Mary Poppins Returns
David Magee, Rob Marshall, John DeLuca
Emily Blunt, Lin-Manuel Miranda, Ben Whishaw, Emily Mortimer, Pixie Davies, Nathanael Saleh, Joel Dawson, Julie Walters, Meryl Streep, Colin Firth, Jeremy Swift, Kobna Holdbrook-Smith, Dick Van Dyke, Angela Lansbury, David Warner, Jim Norton
PG for some mild thematic elements and brief action.
Buy on DVD/Blu-ray
For anyone who grew up with Julie Andrews as the ultimate nanny, Mary Poppins Returns is a bittersweet affair. Andrews chose not to return to the sequel in a guest role, but we’ve been given a bountiful array of actors to take the place of the original cast.
Picking up the umbrella in Andrews’ place is Emily Blunt who gives the titular character charm, heart, and musical excitement. Taking over for Dick Van Dyke’s chimney sweep is Lin-Manuel Miranda as the lamplighter Jack. Emily Mortimer and Ben Whishaw star as the elder Banks children from the original film, Michael and Jane, now grown 25 years after the first feature.

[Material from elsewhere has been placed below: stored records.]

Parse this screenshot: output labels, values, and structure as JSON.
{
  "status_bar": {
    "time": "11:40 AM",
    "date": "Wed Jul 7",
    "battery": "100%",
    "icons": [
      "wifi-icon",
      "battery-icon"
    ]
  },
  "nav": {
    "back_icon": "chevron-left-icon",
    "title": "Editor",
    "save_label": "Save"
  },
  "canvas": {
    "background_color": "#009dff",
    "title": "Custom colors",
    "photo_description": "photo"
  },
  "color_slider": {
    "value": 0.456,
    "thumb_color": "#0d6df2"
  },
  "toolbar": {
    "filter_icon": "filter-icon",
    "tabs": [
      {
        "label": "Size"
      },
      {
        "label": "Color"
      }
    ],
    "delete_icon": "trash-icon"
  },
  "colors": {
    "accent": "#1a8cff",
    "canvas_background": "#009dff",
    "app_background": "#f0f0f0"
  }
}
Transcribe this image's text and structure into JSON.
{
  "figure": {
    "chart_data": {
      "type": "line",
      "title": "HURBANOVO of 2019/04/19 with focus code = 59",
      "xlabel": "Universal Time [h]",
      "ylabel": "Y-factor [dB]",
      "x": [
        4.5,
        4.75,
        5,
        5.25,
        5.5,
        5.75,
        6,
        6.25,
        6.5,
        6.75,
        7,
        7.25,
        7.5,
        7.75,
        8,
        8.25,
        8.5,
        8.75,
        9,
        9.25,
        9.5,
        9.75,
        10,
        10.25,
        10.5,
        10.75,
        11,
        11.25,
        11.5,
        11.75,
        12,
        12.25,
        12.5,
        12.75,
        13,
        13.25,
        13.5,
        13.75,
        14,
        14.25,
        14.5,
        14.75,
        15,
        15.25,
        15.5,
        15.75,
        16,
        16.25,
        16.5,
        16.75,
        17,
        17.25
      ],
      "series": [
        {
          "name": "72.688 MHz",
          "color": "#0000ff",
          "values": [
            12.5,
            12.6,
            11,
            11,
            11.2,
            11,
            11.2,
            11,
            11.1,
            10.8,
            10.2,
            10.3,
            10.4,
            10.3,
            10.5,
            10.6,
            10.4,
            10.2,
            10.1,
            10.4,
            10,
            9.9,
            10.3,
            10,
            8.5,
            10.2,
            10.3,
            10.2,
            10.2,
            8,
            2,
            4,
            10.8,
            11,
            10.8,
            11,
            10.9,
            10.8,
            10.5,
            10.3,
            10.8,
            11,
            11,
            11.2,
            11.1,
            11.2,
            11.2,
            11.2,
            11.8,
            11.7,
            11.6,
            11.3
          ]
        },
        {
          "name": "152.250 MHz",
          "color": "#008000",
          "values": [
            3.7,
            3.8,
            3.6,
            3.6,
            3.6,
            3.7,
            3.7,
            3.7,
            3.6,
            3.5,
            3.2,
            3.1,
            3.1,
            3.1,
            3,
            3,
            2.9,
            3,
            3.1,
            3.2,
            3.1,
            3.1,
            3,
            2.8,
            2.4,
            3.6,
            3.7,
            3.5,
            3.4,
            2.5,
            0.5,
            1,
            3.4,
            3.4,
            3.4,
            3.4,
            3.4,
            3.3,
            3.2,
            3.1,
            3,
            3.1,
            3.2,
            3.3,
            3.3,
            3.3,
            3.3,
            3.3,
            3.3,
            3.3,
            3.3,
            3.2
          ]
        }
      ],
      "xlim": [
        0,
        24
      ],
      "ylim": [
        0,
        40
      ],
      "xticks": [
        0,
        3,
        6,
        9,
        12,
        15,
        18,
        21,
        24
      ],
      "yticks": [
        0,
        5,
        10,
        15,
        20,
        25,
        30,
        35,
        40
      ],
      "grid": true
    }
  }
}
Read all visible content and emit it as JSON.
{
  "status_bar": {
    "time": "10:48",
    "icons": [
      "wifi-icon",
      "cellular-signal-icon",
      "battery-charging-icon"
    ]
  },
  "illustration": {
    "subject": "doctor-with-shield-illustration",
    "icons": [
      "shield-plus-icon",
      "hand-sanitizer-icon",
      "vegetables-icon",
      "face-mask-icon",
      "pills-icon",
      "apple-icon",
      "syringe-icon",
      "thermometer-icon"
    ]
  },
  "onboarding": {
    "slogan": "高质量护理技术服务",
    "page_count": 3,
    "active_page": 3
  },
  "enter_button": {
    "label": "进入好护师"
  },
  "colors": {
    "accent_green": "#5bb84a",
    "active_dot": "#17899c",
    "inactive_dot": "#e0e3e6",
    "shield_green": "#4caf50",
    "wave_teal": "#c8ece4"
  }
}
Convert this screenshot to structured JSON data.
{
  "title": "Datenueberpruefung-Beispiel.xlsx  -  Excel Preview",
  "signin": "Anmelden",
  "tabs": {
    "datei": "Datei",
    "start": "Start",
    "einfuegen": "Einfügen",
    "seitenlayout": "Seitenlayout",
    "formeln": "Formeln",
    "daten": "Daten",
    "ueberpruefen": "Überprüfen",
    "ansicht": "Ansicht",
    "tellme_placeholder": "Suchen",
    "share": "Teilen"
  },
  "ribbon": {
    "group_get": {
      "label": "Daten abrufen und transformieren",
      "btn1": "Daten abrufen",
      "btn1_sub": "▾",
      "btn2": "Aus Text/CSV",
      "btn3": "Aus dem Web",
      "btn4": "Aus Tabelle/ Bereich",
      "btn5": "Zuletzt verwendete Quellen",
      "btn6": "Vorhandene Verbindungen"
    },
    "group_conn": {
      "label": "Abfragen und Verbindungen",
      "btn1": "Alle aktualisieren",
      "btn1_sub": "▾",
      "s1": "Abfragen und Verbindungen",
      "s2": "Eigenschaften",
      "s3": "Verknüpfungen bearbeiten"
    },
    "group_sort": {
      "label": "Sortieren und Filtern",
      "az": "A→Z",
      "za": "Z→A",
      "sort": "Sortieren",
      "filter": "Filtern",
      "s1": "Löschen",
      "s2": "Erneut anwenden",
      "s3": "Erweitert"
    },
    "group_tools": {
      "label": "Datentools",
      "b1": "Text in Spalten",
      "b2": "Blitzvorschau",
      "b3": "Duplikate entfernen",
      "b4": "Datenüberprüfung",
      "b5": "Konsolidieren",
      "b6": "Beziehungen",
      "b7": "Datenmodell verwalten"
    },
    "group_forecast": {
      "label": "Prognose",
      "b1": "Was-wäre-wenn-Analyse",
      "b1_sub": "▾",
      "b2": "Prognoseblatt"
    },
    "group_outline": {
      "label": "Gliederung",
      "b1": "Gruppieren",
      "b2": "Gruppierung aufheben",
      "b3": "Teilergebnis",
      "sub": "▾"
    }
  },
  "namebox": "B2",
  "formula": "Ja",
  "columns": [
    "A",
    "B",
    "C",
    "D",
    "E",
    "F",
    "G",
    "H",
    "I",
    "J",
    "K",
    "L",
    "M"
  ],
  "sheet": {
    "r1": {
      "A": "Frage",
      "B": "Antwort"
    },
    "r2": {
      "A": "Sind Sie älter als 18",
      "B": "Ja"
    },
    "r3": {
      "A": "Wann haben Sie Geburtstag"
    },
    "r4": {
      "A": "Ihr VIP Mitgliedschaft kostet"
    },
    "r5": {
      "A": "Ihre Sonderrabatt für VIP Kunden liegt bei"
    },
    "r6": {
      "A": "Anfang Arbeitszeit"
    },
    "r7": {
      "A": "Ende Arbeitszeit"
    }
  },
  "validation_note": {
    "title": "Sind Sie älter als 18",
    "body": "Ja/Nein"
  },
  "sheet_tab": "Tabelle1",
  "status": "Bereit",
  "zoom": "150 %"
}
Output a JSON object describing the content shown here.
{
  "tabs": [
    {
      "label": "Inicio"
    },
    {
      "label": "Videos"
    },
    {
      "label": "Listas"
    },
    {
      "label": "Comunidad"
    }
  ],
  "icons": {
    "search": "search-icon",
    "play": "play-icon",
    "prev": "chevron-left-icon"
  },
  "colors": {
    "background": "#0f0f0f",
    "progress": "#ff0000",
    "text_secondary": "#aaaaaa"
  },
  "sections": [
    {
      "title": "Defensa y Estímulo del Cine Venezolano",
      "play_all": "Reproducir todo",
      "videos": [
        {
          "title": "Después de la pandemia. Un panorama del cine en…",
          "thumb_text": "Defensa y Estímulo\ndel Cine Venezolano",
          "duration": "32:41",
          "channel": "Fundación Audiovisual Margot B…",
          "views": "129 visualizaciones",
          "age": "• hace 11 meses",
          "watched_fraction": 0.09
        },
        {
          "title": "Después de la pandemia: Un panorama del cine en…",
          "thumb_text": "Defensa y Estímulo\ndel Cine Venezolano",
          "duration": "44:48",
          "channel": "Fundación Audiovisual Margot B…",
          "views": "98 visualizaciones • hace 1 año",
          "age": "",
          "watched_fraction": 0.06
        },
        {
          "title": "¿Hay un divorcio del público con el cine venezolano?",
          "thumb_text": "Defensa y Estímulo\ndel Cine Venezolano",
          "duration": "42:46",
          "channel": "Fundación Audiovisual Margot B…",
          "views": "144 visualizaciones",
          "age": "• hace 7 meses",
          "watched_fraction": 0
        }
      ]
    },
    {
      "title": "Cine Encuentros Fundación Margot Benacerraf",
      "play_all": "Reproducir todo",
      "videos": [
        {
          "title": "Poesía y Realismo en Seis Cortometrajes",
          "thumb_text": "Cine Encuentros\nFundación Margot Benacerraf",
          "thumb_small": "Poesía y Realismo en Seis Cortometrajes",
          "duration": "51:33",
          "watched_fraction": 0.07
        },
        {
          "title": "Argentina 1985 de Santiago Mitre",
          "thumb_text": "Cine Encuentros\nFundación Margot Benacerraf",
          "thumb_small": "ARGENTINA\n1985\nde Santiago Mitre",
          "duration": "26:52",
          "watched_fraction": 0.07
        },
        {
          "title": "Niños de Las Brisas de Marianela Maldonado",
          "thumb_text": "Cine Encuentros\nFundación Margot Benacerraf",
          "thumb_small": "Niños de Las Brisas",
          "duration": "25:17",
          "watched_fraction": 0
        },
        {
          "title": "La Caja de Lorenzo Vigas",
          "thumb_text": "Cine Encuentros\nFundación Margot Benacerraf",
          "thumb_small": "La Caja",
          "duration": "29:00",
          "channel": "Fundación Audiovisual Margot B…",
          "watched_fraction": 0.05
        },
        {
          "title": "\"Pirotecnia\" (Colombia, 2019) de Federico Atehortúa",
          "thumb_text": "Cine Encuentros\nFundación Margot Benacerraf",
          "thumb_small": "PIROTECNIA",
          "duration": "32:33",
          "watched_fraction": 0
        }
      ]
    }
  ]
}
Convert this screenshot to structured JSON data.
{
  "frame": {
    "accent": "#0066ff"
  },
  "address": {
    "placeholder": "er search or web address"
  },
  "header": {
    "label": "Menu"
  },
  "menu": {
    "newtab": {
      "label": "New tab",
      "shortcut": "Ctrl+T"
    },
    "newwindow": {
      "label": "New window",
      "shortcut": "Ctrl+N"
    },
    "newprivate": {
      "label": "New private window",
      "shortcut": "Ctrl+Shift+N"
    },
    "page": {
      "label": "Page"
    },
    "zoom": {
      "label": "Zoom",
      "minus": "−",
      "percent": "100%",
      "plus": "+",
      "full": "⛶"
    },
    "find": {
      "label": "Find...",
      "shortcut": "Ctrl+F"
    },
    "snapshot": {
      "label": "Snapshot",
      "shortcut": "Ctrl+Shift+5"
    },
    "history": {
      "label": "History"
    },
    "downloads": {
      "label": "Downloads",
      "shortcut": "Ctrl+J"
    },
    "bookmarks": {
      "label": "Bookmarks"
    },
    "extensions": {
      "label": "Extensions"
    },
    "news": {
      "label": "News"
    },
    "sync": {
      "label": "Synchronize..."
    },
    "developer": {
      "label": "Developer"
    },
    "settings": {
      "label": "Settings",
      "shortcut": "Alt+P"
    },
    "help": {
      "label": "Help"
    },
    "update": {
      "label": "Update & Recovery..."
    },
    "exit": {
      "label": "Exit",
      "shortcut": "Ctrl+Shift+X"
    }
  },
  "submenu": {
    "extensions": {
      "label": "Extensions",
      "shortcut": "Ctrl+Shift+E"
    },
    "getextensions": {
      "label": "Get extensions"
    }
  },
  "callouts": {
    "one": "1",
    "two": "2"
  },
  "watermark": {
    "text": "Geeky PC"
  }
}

Ever since Blunt broke through opposite Meryl Streep and Anne Hathaway in The Devil Wears Prada, she has proven that she’s adept in all cinematic forms. While we knew that she had the vocal talent thanks to her lead role in Into the Woods, she proves more than Miranda’s equal. Miranda, who rose to fame with his celebrated musicals In the Heights and, more notably, Hamilton, can’t even hold a candle to her.
Whishaw himself is a capable singer delivering the film’s most emotional performance with the tune “A Conversation.” Mortimer does fine as his sister, but is never given her own musical act, which is somewhat disappointing. The kids are all suitably charming as well. Meryl Streep’s mid-film appearance as a tinkerer who leads the cast in a performance of “Turning Turtle” is painful to watch. While she’s a solid musical performer, this is so utterly underwhelming that it could have been cut from the film and no one would have noticed or cared.
With Miranda’s involvement, one would have thought he’d have a hand in writing the film’s songs. After all, he did strong work with Disney’s Moana. Yet, the entire score is written by Marc Shaiman with Scott Wittman joining to write the original songs. One of the title cards references Richard M. Sherman as a music consultant. As the co-writer of the 1964 original (with brother Robert B. Sherman), it’s evident that Shaiman and Wittman wished to create a derivation of the original rather than a completely new score. The music and the songs sound quite similar to the original and that helps with building familiarity in the audience, but also means that the film suffers from a seeming lack of inventiveness. The songs are also not indelibly memorable as the original films’ were.
Apart from “A Conversation,” there are only three songs that manage to stand apart from the production. “The Royal Doulton Music Hall” is a fun pastiche while “The Place Where Lost Things Go” is a touching, not terribly emotional, track. These two fall a middling third and fourth among the list with “A Conversation” at the top and the bubbly final production number “Nowhere to Go But Up” coming in just below it.
That final production number is the pleasure of the film for another reason thanks to the cameo appearance of a film and stage legend. Although it’s pretty easy to guess who it is, the moment of the reveal is something of rapturous delight. There’s a separate cameo during the film’s climax that more than pays for the price of admission as well, but again, knowing who it is might ruin some of the joy that results.
The film’s director, Rob Marshall, has now delivered four musicals to cinemas out of his six feature films (Memoirs of a Geisha and Pirates of the Caribbean: On Stranger Tides being the exceptions). While Chicago put him on the map and remains his best work, Mary Poppins Returns edges Into the Woods out as his second best musical adaptation. The less said about the execrable, even if compelling, Nine the better.
Marshall has carved out a niche in the genre, one that will be tested with the live-action adaptation of The Little Mermaid, and has proven he is capable of terrific staging, appreciating how the actors’ movements and dancing is key to the film’s enjoyment and success. There’s nothing particularly revolutionary here and while Memoirs of a Geisha is better than all but Chicago, it’s evident that he belongs in this genre.
As entertaining and enjoyable as this film is, everything about Mary Poppins Returns feels like it was cribbed from the original while still managing to carve out its own minorly inventive niche. Keeping tone and style is important for a sequel 54 years after the first film released to theaters. While all of the songs weren’t the highest of caliber, enough worked, which made for a pleasant viewing experience. And the two cameos at the end of the film more than erased many of the frustrations.
February 27, 2019